Police in Boston and Brookline, Mass., said they have no record of the attack.

Higginbotham, who caddied for American Mark O'Meara at the 1997 Ryder Cup in Spain, described the attack in the hotel bar.

"He said some things I didn't like and I said a couple of things back to him because I'll always defend myself," he said. "And then boom, he comes up on the blind side and down I went, hitting my head on the way down."

Higginbotham took some of the blame.

"What I should have done was walk away," he said, "but the whole thing leaves a sour taste in the mouth."


Athens Defends Itself

With the IOC in Athens for the first time since the city was awarded the 2004 Olympics two years ago, organizers are trying to dispel reports of delays and disorganization.

Although organizers claim preparations are on schedule, one president already has quit, local media report Socialist Prime Minister Costas Simitis is unhappy with preparations, and the government denies rumors the general manager may step down.

"We are right where we should be, right on time. There is a schedule that we are following that does not allow a lot of delays," said George Kazantzopoulos, a member of the projects coordination division.

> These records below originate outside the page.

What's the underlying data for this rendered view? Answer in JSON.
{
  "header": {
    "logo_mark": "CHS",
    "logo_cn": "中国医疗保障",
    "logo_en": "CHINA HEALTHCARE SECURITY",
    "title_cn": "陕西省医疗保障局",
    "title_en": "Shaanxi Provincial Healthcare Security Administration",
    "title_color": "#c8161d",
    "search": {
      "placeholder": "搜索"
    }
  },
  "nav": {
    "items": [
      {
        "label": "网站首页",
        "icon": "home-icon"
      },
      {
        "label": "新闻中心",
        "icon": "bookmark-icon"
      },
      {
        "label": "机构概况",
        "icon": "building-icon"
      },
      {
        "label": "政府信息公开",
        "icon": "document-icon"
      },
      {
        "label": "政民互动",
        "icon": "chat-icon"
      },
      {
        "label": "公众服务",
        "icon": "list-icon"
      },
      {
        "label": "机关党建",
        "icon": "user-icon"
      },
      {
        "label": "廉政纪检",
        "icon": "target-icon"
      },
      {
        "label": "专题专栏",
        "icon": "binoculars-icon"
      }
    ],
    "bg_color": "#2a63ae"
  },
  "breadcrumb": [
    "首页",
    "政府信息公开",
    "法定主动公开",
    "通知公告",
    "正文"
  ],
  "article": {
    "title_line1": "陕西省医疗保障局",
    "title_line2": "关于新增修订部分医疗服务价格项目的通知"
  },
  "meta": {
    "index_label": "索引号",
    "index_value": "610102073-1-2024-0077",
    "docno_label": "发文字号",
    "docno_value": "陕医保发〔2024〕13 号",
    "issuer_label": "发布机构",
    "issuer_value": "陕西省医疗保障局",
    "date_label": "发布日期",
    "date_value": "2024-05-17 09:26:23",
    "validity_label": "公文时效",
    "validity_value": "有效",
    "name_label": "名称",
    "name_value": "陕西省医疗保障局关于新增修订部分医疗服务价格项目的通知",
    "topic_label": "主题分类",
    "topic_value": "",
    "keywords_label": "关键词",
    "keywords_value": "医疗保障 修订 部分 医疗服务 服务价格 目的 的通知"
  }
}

Organizers hope to show there are no delays to the IOC executive board, which holds four days of meetings starting Friday. It's the first board meeting in Athens since the games were awarded in September 1997.


Hingis Celebrates

Top-ranked Martina Hingis gave herself an early birthday present when she beat Amelie Mauresmo at the $6.7 million Grand Slam Cup in Munich, the richest tournament in tennis.

Hingis, who turns 19 today, won, 7-6 (7-1), 6-2, in a repeat of the match the two played in the Australian Open final.

Tommy Haas, fresh from helping Germany remain in the top division of the Davis Cup, rolled past Dominik Hrbaty, 6-3, 6-2, to set up a men's quarterfinal showdown today with top-ranked Andre Agassi. Agassi, the U.S. Open champion, had a first-round bye.

Nicolas Lapentti of Ecuador overcame Fernando Meligeni of Brazil, 6-4, 2-6, 16-14. The third set was the longest in the 10 years of the tournament, which does not use a tiebreaker in the decisive set, and took 1 hour 47 seconds. It was also the longest set on the tour this year.


Top Pick Chooses Canada

David Tanabe, the Carolina Hurricanes' top draft pick, has decided to play for a junior league team in Canada rather than sign with Carolina, a newspaper reported.

While the 19-year-old defenseman played well enough in the exhibition season to earn a spot on Carolina's 23-man roster, Tanabe's agent and the Hurricanes could not agree on a contract, the News & Observer of Raleigh reported.

Tanabe was in street clothes Tuesday night as the Hurricanes defeated the Washington Capitals, 2-0, in Norfolk.

"I was a little taken aback by the offer the team made," Tanabe said, referring to a three-year contract with a signing bonus of $500,000. "You come in and have a good camp and you expect the team to make a better offer."

Tanabe, the 16th overall pick in the June amateur draft, said he expected an offer comparable to what the 17th pick, defenseman Barret Jackman, got from the Blues: a $1 million signing bonus and a three-year deal worth $2.65 million. . . .

Dave Gagner, who played for six teams during his 15-year NHL career, announced his retirement.

The 34-year-old unrestricted free agent played for the New York Rangers, Minnesota North Stars-Dallas Stars, Toronto Maple Leafs, Calgary Flames, Florida Panthers and Vancouver Canucks.


Court Dedication

Wizards players Isaac Austin and Chris Whitney will dedicate a newly refurbished basketball court to the Kelly Miller Court Project today in the District at 4 p.m. The ceremony will be held at Kelly Miller Courts at 49th Street SE.

Auto Racing

Crew Chief Leaves

Jeff Gordon lost his crew chief when Ray Evernham was released from his contract with Hendrick Motorsports.

Evernham oversaw the development of Gordon from a talented but raw rookie in 1993 to a three-time Winston Cup champion and winner of 47 races in five-plus seasons.

Evernham was under contract with Hendrick through the 2006 season, but in recent weeks decided he wanted to leave the team, which has not done as well this season as in the past. Gordon, the defending Winston Cup champion, is sixth in the driver standings and has virtually no chance of winning the title again.